The conclusion Holt reaches is based on rational separation of speculation and hearsay from certain facts which support but don't or can they "prove" the case. The method is very much in the spirit of Nobel Prize awardee (1946) physicist Percy Bridgman who wrote in his book Reflections of a Physicist (1955). "The scientific method, as far as it is a methodgy, is nothing more than doing one's damnedest with one's mind, no holds barred." It is a definition I still like.

Holt's essay is a nice example of the use of forensics in history as well as reasoning, even though none of us were there.You may disagree with the conclusion, weighting the evidence presented differently.

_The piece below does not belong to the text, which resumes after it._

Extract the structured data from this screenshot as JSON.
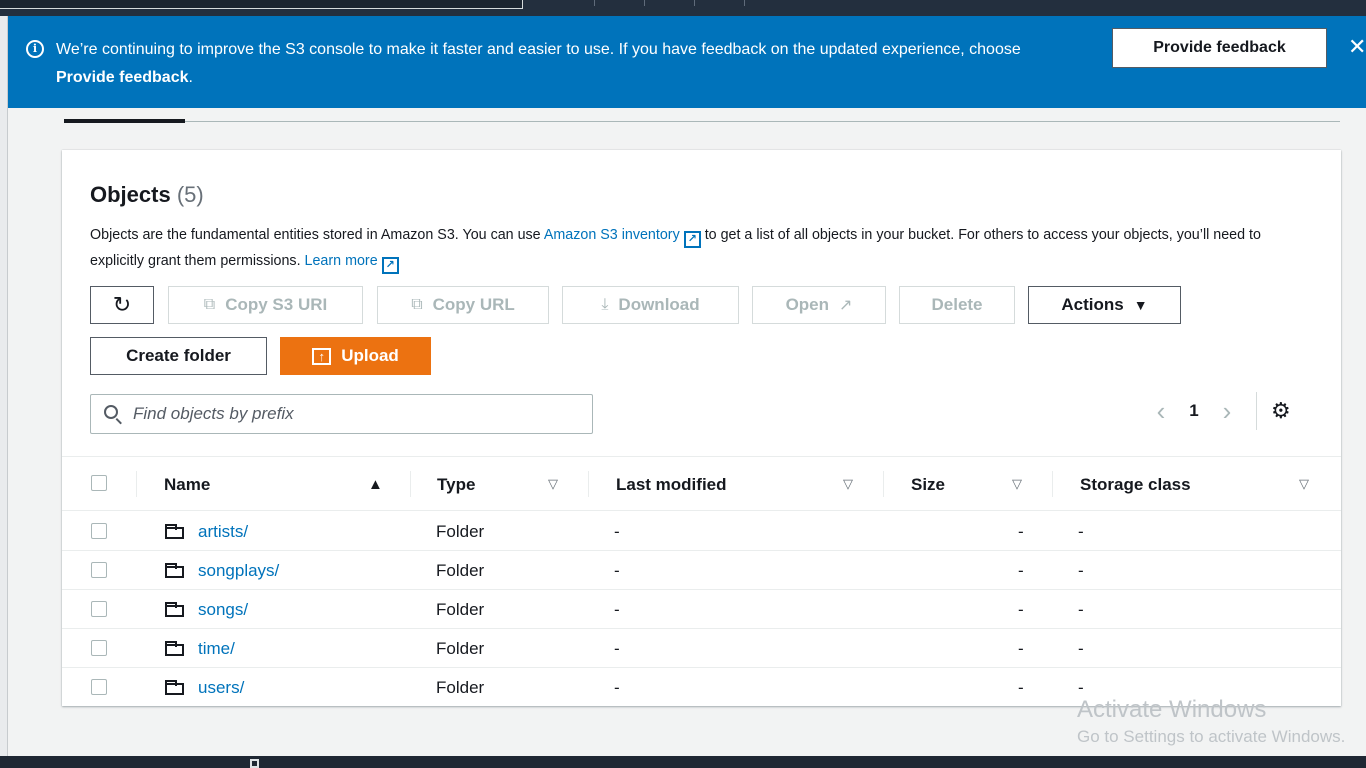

I think the Naje is innocent.


Tuesday, October 13, 2020

People and Pandemics: Jingle Dress Dancing

Environmental & Science Education, Health, Medicine, Culture, Art and Environment, Society

Ed Hessler

The description accompanying this video (16m 57s) states that "Ojibwe women created a healing tradition in response to the influenza pandemic of 1918-19, which devastated native peoples across the US, Alaska, and Canada. A century later, the tradition is with us as we navigate the COVID-19 pandemic.

"The Jingle Dress Dance Tradition emerged from the Mille Lacs Reservation in central Minnesota and in Whitefish Bay, Ontario. Both communities have similar, strong traditions of Ojibwe song and dance. For the Ojibwe, song and dance have the power to heal, so that art is as necessary as medicine in the worst of times. This documentary explores the origins of the Jingle Dress Dance Tradition with Ojibwe historian Dr. Brenda J. Child, who also describes what the tradition means to dancers and Ojibwe people today, and how it has evolved to include modern protest movements such as Standing Rock and calls for racial justice."

The Jingle Dress Dance has been the subject of a Google Doodle, June 15, 2019. It includes an explanation of the dance, see an early sketch and read a short interview with the artist,  Joshua Mangeshig Pawis-Steckley.